When it comes to viruses, it's typically those of the computer/digital variety that IT is concerned about. But with the ongoing pandemic, IT operations teams are on the hook to maintain business functions in the midst of rapid and massive change. One of the biggest challenges for businesses is the shift to remote work at scale. Ensuring that they can continue to provide products and services — and satisfy their customers — against this backdrop is challenging for many ...
Teams tasked with developing and delivering software are under pressure to balance the business imperative for speed with high customer expectations for quality. In the course of trying to achieve this balance, engineering organizations rely on a variety of tools, techniques and processes. The 2020 State of Software Quality report provides a snapshot of the key challenges organizations encounter when it comes to delivering quality software at speed, as well as how they are approaching these hurdles. This blog introduces its key findings ...

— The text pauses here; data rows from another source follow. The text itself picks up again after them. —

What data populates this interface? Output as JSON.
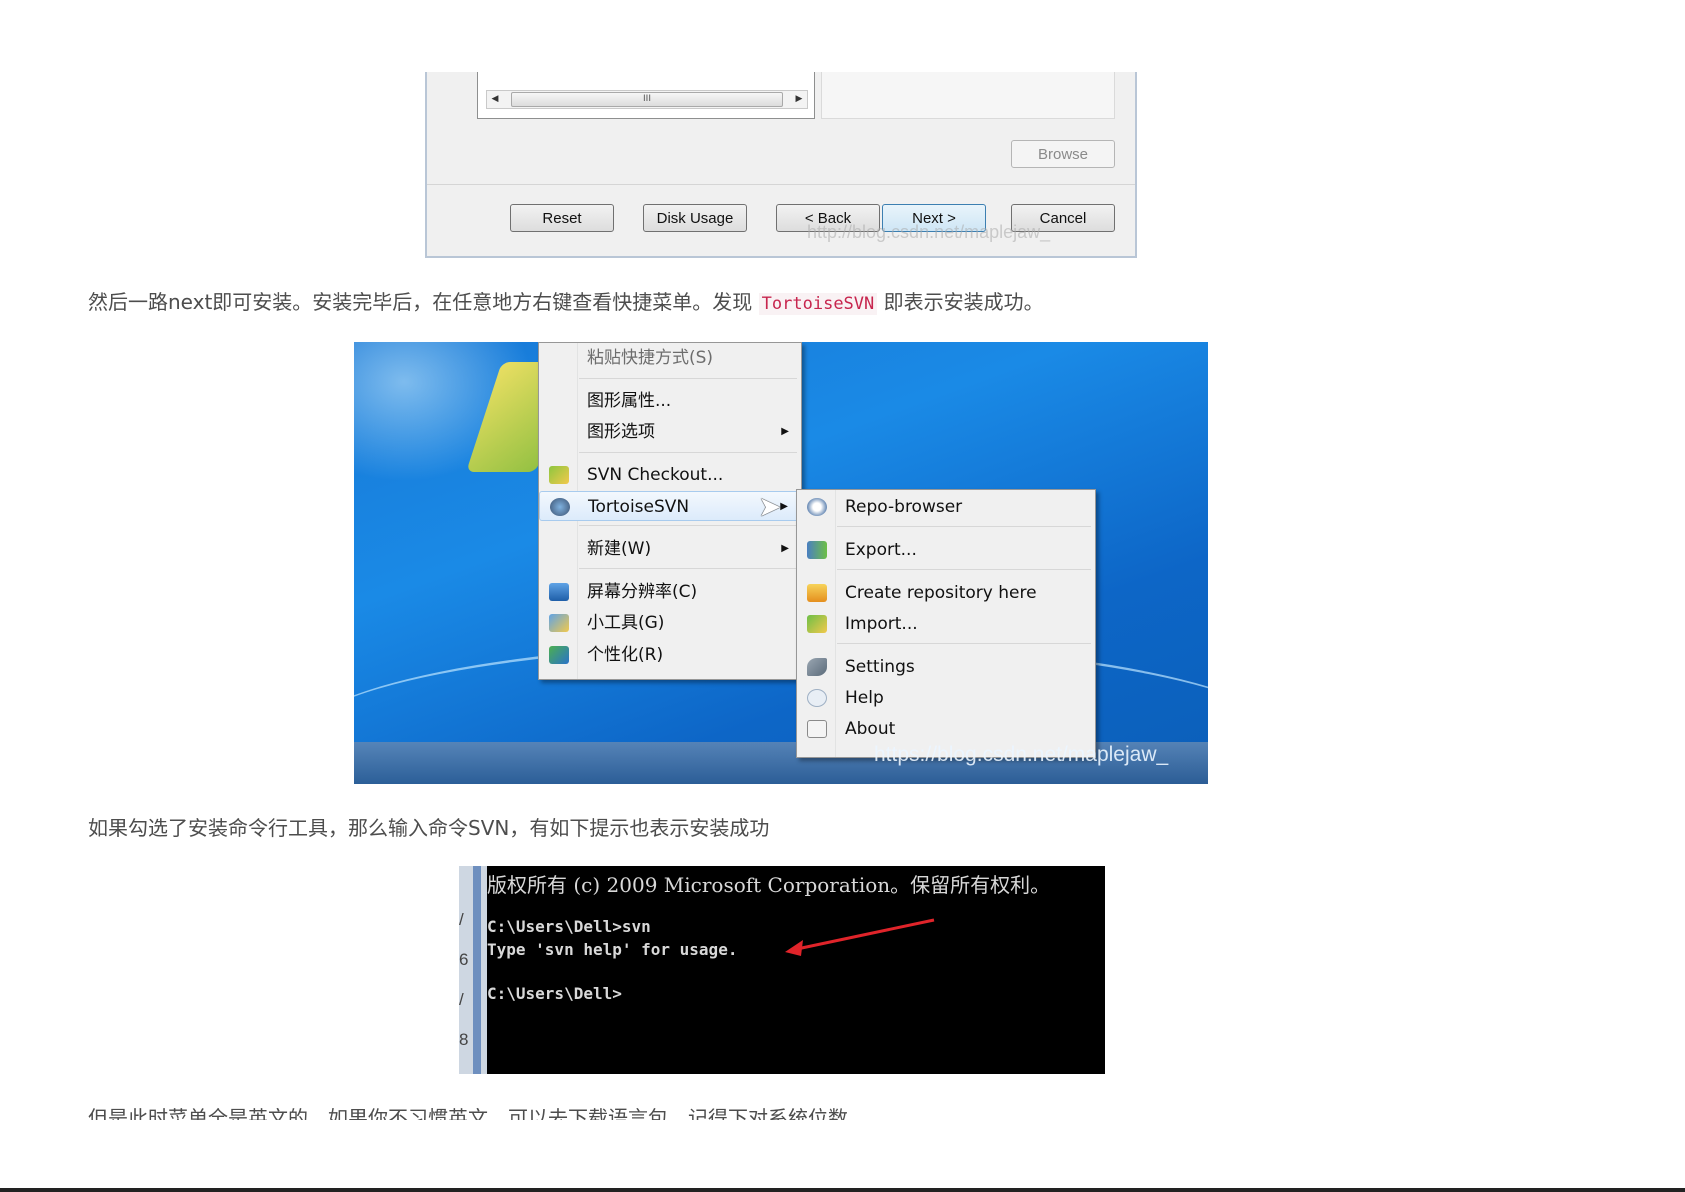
{
  "installer": {
    "scroll_thumb_grip": "III",
    "buttons": {
      "browse": "Browse",
      "reset": "Reset",
      "disk_usage": "Disk Usage",
      "back": "< Back",
      "next": "Next >",
      "cancel": "Cancel"
    },
    "watermark": "http://blog.csdn.net/maplejaw_"
  },
  "paragraph1": {
    "before": "然后一路next即可安装。安装完毕后，在任意地方右键查看快捷菜单。发现 ",
    "code": "TortoiseSVN",
    "after": " 即表示安装成功。"
  },
  "context_menu": {
    "items": [
      {
        "label": "粘贴快捷方式(S)",
        "icon": "none"
      },
      {
        "label": "图形属性...",
        "icon": "none"
      },
      {
        "label": "图形选项",
        "icon": "none",
        "submenu": true
      },
      {
        "label": "SVN Checkout...",
        "icon": "svn-checkout-icon"
      },
      {
        "label": "TortoiseSVN",
        "icon": "tortoisesvn-icon",
        "submenu": true
      },
      {
        "label": "新建(W)",
        "icon": "none",
        "submenu": true
      },
      {
        "label": "屏幕分辨率(C)",
        "icon": "screen-resolution-icon"
      },
      {
        "label": "小工具(G)",
        "icon": "gadgets-icon"
      },
      {
        "label": "个性化(R)",
        "icon": "personalize-icon"
      }
    ],
    "submenu_arrow": "▶"
  },
  "tortoise_submenu": {
    "items": [
      {
        "label": "Repo-browser",
        "icon": "repo-browser-icon"
      },
      {
        "label": "Export...",
        "icon": "export-icon"
      },
      {
        "label": "Create repository here",
        "icon": "create-repository-icon"
      },
      {
        "label": "Import...",
        "icon": "import-icon"
      },
      {
        "label": "Settings",
        "icon": "settings-icon"
      },
      {
        "label": "Help",
        "icon": "help-icon"
      },
      {
        "label": "About",
        "icon": "about-icon"
      }
    ]
  },
  "desktop_watermark": "https://blog.csdn.net/maplejaw_",
  "paragraph2": "如果勾选了安装命令行工具，那么输入命令SVN，有如下提示也表示安装成功",
  "console": {
    "line1": "版权所有 (c) 2009 Microsoft Corporation。保留所有权利。",
    "line2": "C:\\Users\\Dell>svn",
    "line3": "Type 'svn help' for usage.",
    "line4": "C:\\Users\\Dell>",
    "side_chars": [
      "/",
      "6",
      "/",
      "8"
    ],
    "arrow_color": "#e0242a"
  },
  "paragraph3_cut": "但是此时菜单全是英文的，如果你不习惯英文，可以去下载语言包，记得下对系统位数"
}
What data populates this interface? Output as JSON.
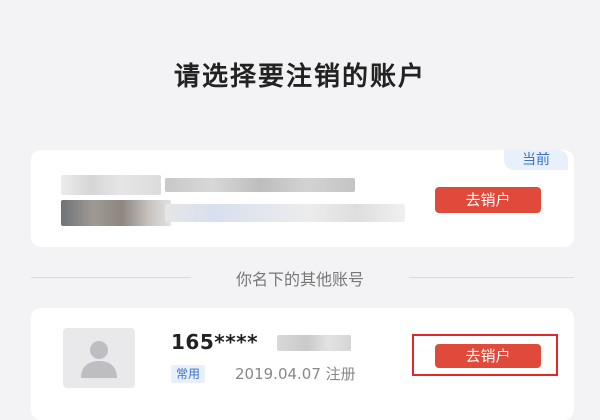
{
  "page": {
    "title": "请选择要注销的账户"
  },
  "current_account": {
    "tag": "当前",
    "action_label": "去销户"
  },
  "divider": {
    "label": "你名下的其他账号"
  },
  "other_accounts": [
    {
      "phone": "165****",
      "tag": "常用",
      "registered": "2019.04.07 注册",
      "action_label": "去销户"
    }
  ],
  "colors": {
    "accent_red": "#e04a3b",
    "tag_blue": "#3b6fd0",
    "highlight_red": "#e0282a"
  }
}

For IT teams, run-the-business, commodity areas such as employee help desks, device support and communication platforms are regularly placed in the crosshairs for cost takeout, but these areas are also highly visible to employees. Organizations can improve employee satisfaction and business performance by building unified functions that are measured by employee experience rather than price. This approach will ultimately fund transformation, as well as increase productivity and innovation ...
In the agile DevOps framework, there is a vital piece missing; something that previous approaches to application development did well, but has since fallen by the wayside. That is, the post-delivery portion of the toolchain. Without continuous cloud optimization, the CI/CD toolchain still produces massive inefficiencies and overspend ...
The COVID-19 pandemic has exponentially accelerated digital transformation projects. To better understand where IT professionals are turning for help, we analyzed the online behaviors of IT decision-makers. Our research found an increase in demand for resources related to APM, microservices and dependence on cloud services ...
The rush to the public cloud has now slowed as organizations realized that it is not a "one size fits all" solution. The main issue is the lack of deep visibility into the performance of applications provided by the host. Our own research has recently revealed that 32% of public cloud resources are currently under-utilized, and without proper direction and guidance, this will remain the case ...
The global shift to working from home (WFH) enforced by COVID-19 stay-at-home orders has had a massive impact on everyone's working lives, not just in the way they remotely interact with their teams and IT systems, but also in how they spend their working days. With both governments and businesses committed to slowly opening up offices, it's increasingly clear that a high prevalence of remote work will continue throughout 2020 and beyond. This situation begets important questions ...